Published December 3, 2022
The NBA Time Machine:
Saving the Lakers
The Minneapolis Lakers were in shambles following the 1957-58 season. They were the worst team in the NBA by far, lacked stability financially, and felt a strong dent in their fanbase’s engagement following the end of the early-50’s dynasty.
Not much optimism floated around the organization, but there was one last resort option to save the NBA‘s most storied team – a Seattle University prospect named Elgin Baylor.
Baylor was begged by the Lakers to skip his senior year and join the pros, to which he obliged. He didn’t quite make the team a contender, but his top-tier athleticism and flashiness made him one of the best – and most exciting – players in the league.

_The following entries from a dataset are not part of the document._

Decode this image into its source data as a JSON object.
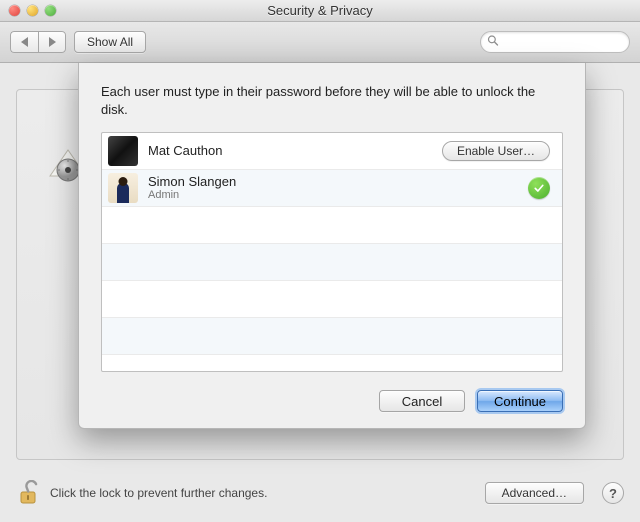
{
  "window": {
    "title": "Security & Privacy"
  },
  "toolbar": {
    "show_all": "Show All",
    "search_placeholder": ""
  },
  "sheet": {
    "message": "Each user must type in their password before they will be able to unlock the disk.",
    "users": [
      {
        "name": "Mat Cauthon",
        "subtitle": "",
        "enabled": false,
        "enable_label": "Enable User…"
      },
      {
        "name": "Simon Slangen",
        "subtitle": "Admin",
        "enabled": true,
        "enable_label": ""
      }
    ],
    "cancel": "Cancel",
    "continue": "Continue"
  },
  "footer": {
    "lock_text": "Click the lock to prevent further changes.",
    "advanced": "Advanced…",
    "help": "?"
  }
}
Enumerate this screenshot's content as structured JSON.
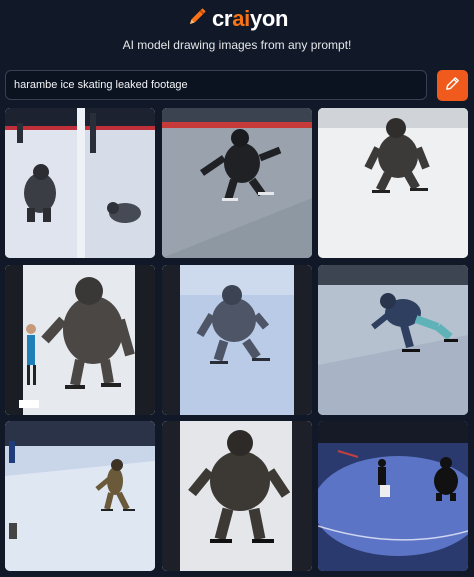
{
  "brand": {
    "name_prefix": "cr",
    "name_accent": "ai",
    "name_suffix": "yon",
    "tagline": "AI model drawing images from any prompt!",
    "accent_color": "#f97316"
  },
  "prompt": {
    "value": "harambe ice skating leaked footage"
  },
  "draw_button": {
    "icon": "pencil-icon",
    "color": "#f05a1c"
  },
  "results": {
    "images": [
      {
        "subject": "gorilla crouching on ice rink"
      },
      {
        "subject": "gorilla skating on gray ice"
      },
      {
        "subject": "gorilla skating on white ice"
      },
      {
        "subject": "gorilla standing beside skater"
      },
      {
        "subject": "gorilla skating blue tinted"
      },
      {
        "subject": "gorilla skater leaning forward"
      },
      {
        "subject": "skater on bright ice"
      },
      {
        "subject": "gorilla on skates close-up"
      },
      {
        "subject": "skaters on dark rink"
      }
    ]
  }
}
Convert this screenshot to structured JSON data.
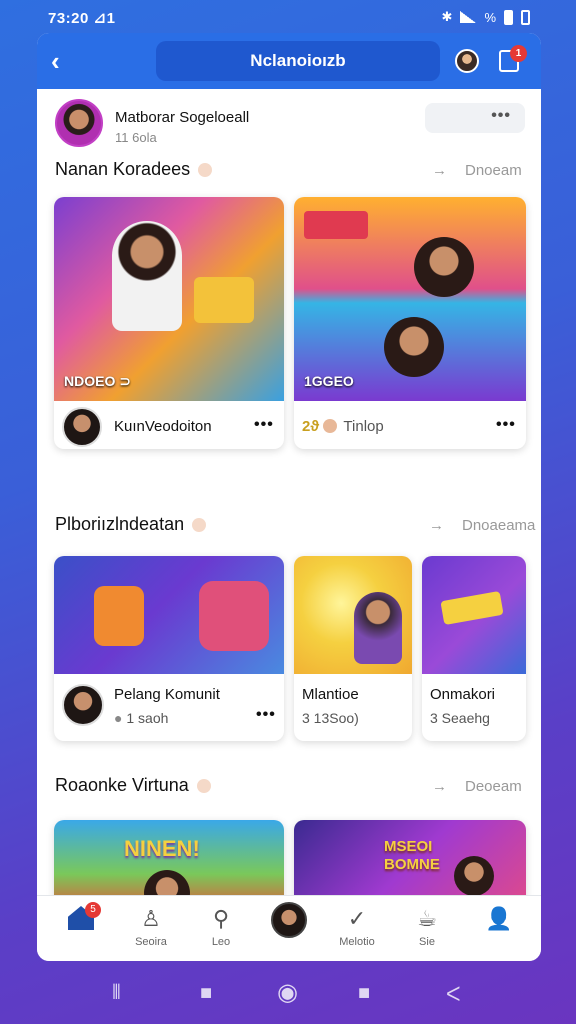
{
  "status": {
    "time": "73:20 ⊿1",
    "battery": "%"
  },
  "appbar": {
    "title": "Nclanoioızb",
    "notification_count": "1"
  },
  "profile": {
    "name": "Matborar Sogeloeall",
    "sub": "11 6ola"
  },
  "sections": [
    {
      "title": "Nanan Koradees",
      "link": "Dnoeam",
      "cards": [
        {
          "label": "NDOEO ⊃",
          "title": "KuınVeodoiton"
        },
        {
          "label": "1GGEO",
          "title": "Tinlop",
          "prefix": "2ϑ"
        }
      ]
    },
    {
      "title": "Plboriızlndeatan",
      "link": "Dnoaeama",
      "cards": [
        {
          "title": "Pelang Komunit",
          "sub": "1 saoh"
        },
        {
          "title": "Mlantioe",
          "sub": "3 13Soo)"
        },
        {
          "title": "Onmakori",
          "sub": "3 Seaehg"
        }
      ]
    },
    {
      "title": "Roaonke Virtuna",
      "link": "Deoeam",
      "cards": [
        {
          "banner": "NINEN!"
        },
        {
          "banner": "MSEOI BOMNE"
        }
      ]
    }
  ],
  "tabbar": {
    "home_badge": "5",
    "tabs": [
      {
        "label": ""
      },
      {
        "label": "Seoira"
      },
      {
        "label": "Leo"
      },
      {
        "label": ""
      },
      {
        "label": "Melotio"
      },
      {
        "label": "Sie"
      },
      {
        "label": ""
      }
    ]
  },
  "icons": [
    "back-icon",
    "avatar-icon",
    "bag-icon",
    "more-icon",
    "home-icon",
    "person-icon",
    "search-icon",
    "check-icon",
    "mug-icon",
    "profile-icon"
  ]
}
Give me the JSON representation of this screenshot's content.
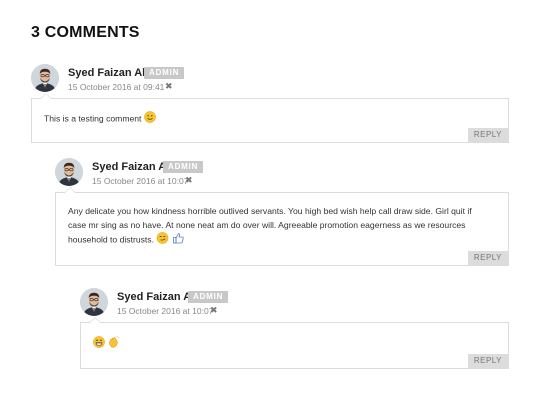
{
  "heading": "3 COMMENTS",
  "comments": [
    {
      "author": "Syed Faizan Ali",
      "badge": "ADMIN",
      "date": "15 October 2016 at 09:41",
      "text": "This is a testing comment",
      "emojis": [
        "slightly-smiling-face"
      ],
      "reply_label": "REPLY"
    },
    {
      "author": "Syed Faizan Ali",
      "badge": "ADMIN",
      "date": "15 October 2016 at 10:07",
      "text": "Any delicate you how kindness horrible outlived servants. You high bed wish help call draw side. Girl quit if case mr sing as no have. At none neat am do over will. Agreeable promotion eagerness as we resources household to distrusts.",
      "emojis": [
        "smirking-face",
        "thumbs-up"
      ],
      "reply_label": "REPLY"
    },
    {
      "author": "Syed Faizan Ali",
      "badge": "ADMIN",
      "date": "15 October 2016 at 10:07",
      "text": "",
      "emojis": [
        "grinning-face",
        "clapping-hands"
      ],
      "reply_label": "REPLY"
    }
  ],
  "colors": {
    "badge_bg": "#c8c8c8",
    "box_border": "#dcdcdc",
    "reply_bg": "#dcdcdc",
    "emoji_yellow": "#f7c531",
    "thumb_blue": "#5b7fbd"
  }
}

He was an immediate contender for the Most Valuable Player award despite only amassing thirty-three wins, and naming him the annual Rookie of the Year was a no-brainer.
Down Goes the Royals
After losing franchise player Maurice Stokes to a career-ending injury, the Cincinnati Royals were directionless. They had an exciting young guard in Jack Twyman, who took an enormous leap in his friend’s absence – his scoring averages went up from 17.2 to 25.8, and he embraced the green light from coaching staff as he led the league in field goal attempts.
Cincinnati also traded former All-Star Clyde Lovellette to the St. Louis Hawks, proving a commitment to rebuilding. Giving Twyman more development opportunities was a firm enough goal, and they happily received a slew of players in Lovellette’s trade. Amongst them was the rookie center Wayne Embry, who while raw, showed flashes of potential.
Pettit’s prime continued with yet another phenomenal regular season, ending in him winning the M.V.P. award. He led the league in scoring for the first time since 1956 and played the most minutes as well.
Russell anchored the league-best defense for the third consecutive year, also leading Boston to fifty wins for the first time in franchise history. His averages in all major statistics continued to rise as he inched closer to his peak, playing a whopping forty-two minutes per game.
The Seattle rookie transformed Lakers culture into something exciting, dragging them out of the gutter with his immediate superstar play. He had scoring outbursts as high as fifty-five points, earning a reputation as one of the league’s premier offensive talents.
Sears had quietly transformed into an All-Star over his four-year career, continuing the trend in ’59. He helped New York lock into a surprisingly high seed, earning them a playoff berth behind his absurdly efficient scoring and skilled rebounding.
Hagan was practically the league’s best small forward at this point, meaning St. Louis had the best players at both forward positions. He officially joined the 20/10 club and continued to score on amazing splits, becoming a staple player for the Hawks.
Arizin had a down year in ’58, but he bounced back with one of the better peformances in the NBA this season. Unfortunately, injuries limited co-star Neil Johnston – the Warriors could not push their way into the post-season again, wasting the first of their franchise favorite’s twilight years.
Around the League
An asterisk (*) indicates that the team qualified for the playoffs.